Three weeks after visiting that melancholy place, I found myself thinking about it while sitting in New York’s Metropolitan Opera House watching a performance of Mozart’s Marriage of Figaro. This was during one of those confusing bits in the last act, in a long space between decent arias, when I always lose track of the action and find my attention wandering. The opera, it occurred to me, was exactly contemporary with Cook’s death. (Not that exactly, I found when looking it up afterwards: first performance May 1, 1786, seven years after the fatal scuffle at Kealakekua Bay. At this distance, though, contemporary enough.)
What a century that was! Thinking of Captain Cook and his tremendous accomplishments in behalf of human knowledge, some of Mozart’s loveliest music flowing over and through me, I felt a flush of enthusiasm for their century and its spirit — amongst whose other major productions was this very nation of ours.
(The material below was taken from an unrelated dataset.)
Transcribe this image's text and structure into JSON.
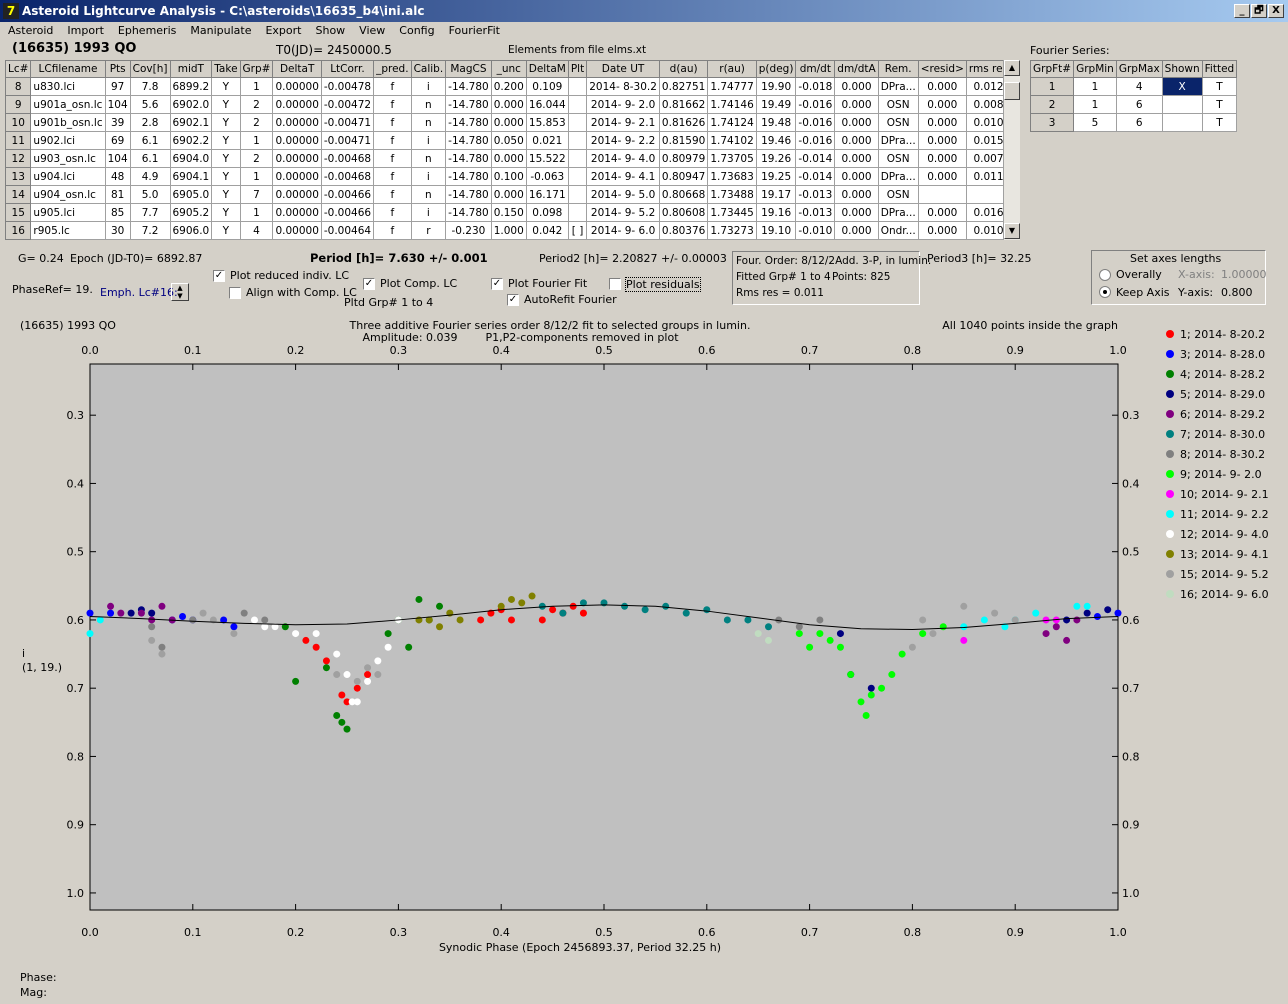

“Century” is of course an approximate marker. The 18th century is generally considered to have ended at Waterloo in 1815. Its beginning is more controversial; I have seen events from the Glorious Revolution (1688) to the Treaty of Utrecht (1713) offered as markers. Whichever we take, the 18th century contained much to deplore, as any long span of time must. Still it had that spirit, that sensibility . . . An age that embraced Cook, Mozart, and the Founding Fathers should not spend too much time apologizing for itself. Sir Kenneth Clark: “The smile of reason may seem to betray a certain incomprehension of the deeper human emotions; but it didn’t preclude some strongly held beliefs — belief in natural law, belief in justice, belief in toleration. Not bad.”
“Not bad” is not bad, as judgments on entire centuries go. Hard to believe any future historian will be as kind to our own age.
I used to take the 19th century as my personal favorite — all that wonderful science and math; the social improvements; the comparative peace. The more I learn, the less sure I am of this, and the more I favor the 18th. There was science aplenty in the 18th, too, after all; and that science had, as Richard Holmes describes in his recent book The Age of Wonder, a romantic quality it lost sometime around 1830. The arts may have lost their footing at the same time: It is odd how many of the graphs in Charles Murray’s Human Accomplishment turn to a long downward slide soon after 1800. Murray: “The environment for producing great art in any field became progressively less favorable over the course of [the 19th century].”
And the 18th-century West was unified in culture as never before. Figaro illustrates the point. Music by an Austrian; libretto by an Italian Jew (who later became a U.S. citizen, taught at Columbia, and was buried in Brooklyn); based on a play set in Spain but written by a Frenchman. The autograph score of the first two acts is now in Berlin; of the last two, in Krakow. An oriental equivalent would be a Chinese opera composed by a Korean, libretto by a Mongolian, based on a Noh play whose action takes place in Vietnam. I feel confident in asserting there is no such work.
As arbitrary as the numerical markers are, and as blighted with evils as any age must be, I think we are all drawn by temperament to one century or another. At least one writer, James J. Walsh, made a book from his own enthusiasm: The Thirteenth, Greatest of Centuries (1907). Walsh argued a good case: the great Gothic cathedrals; the early universities; Cimabue and Giotto; St. Francis and Aquinas; Dante (just) and the Romance of the Rose; Louis IX, Edward I, and Frederick II; Magna Carta and the Guilds; Marco Polo . . . The 13th was busy and exciting, with only the Mongol conquests as a major civilizational blot.
Probably the 14th, 15th, 16th, and 17th have their champions, too, though personally I could have done without the Black Death, the fall of Constantinople, and the Wars of Religion. For maximum blessings with minimum blights, I’ll take the 18th.